Peer pressure. In Black Boy—just like middle school—it’s what makes the world go round. It can make you join a church, make you steal, even make you fight when you don’t even want to. In Black Boy, society is practically a personified enemy that steals your dreams and crushes your spirit. Richard’s autobiography is the story of his fight for the independence of his mind and soul. It’s a brutal journey—but it’s worth it in the end. Right?
Questions About Society and Class
- What is Richard expected to do in order to get along with people? Does he ever succeed in fitting in with other people’s rules?
- How does Black Boy show people pressuring Richard to fit into his little piece of society? Does he ever learn the rules to acting black?
- Different groups try to force Richard to be part of them and play by their rules, but Richard rejects them all. How does he manage to retain his individuality? How might anyone maintain his or her identity in the face of pressure to conform?
Chew on This
Richard believes that it’s better to be alone than to give into society’s unreasonable demands.
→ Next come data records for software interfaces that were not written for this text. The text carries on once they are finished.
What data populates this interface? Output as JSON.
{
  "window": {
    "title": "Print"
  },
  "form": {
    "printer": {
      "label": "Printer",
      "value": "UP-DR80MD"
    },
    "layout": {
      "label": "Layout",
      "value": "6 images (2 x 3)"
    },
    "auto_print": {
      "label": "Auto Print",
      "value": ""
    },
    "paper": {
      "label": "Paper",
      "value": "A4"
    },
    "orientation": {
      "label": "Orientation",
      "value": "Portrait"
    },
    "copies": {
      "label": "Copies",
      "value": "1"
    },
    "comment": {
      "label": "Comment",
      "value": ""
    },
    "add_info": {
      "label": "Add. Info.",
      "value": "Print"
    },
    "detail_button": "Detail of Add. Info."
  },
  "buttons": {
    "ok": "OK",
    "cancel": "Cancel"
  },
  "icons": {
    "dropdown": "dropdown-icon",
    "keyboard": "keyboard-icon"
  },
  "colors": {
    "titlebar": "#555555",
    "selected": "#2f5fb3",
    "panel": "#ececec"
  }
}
Even if he tries, Richard can never totally reject society’s rules.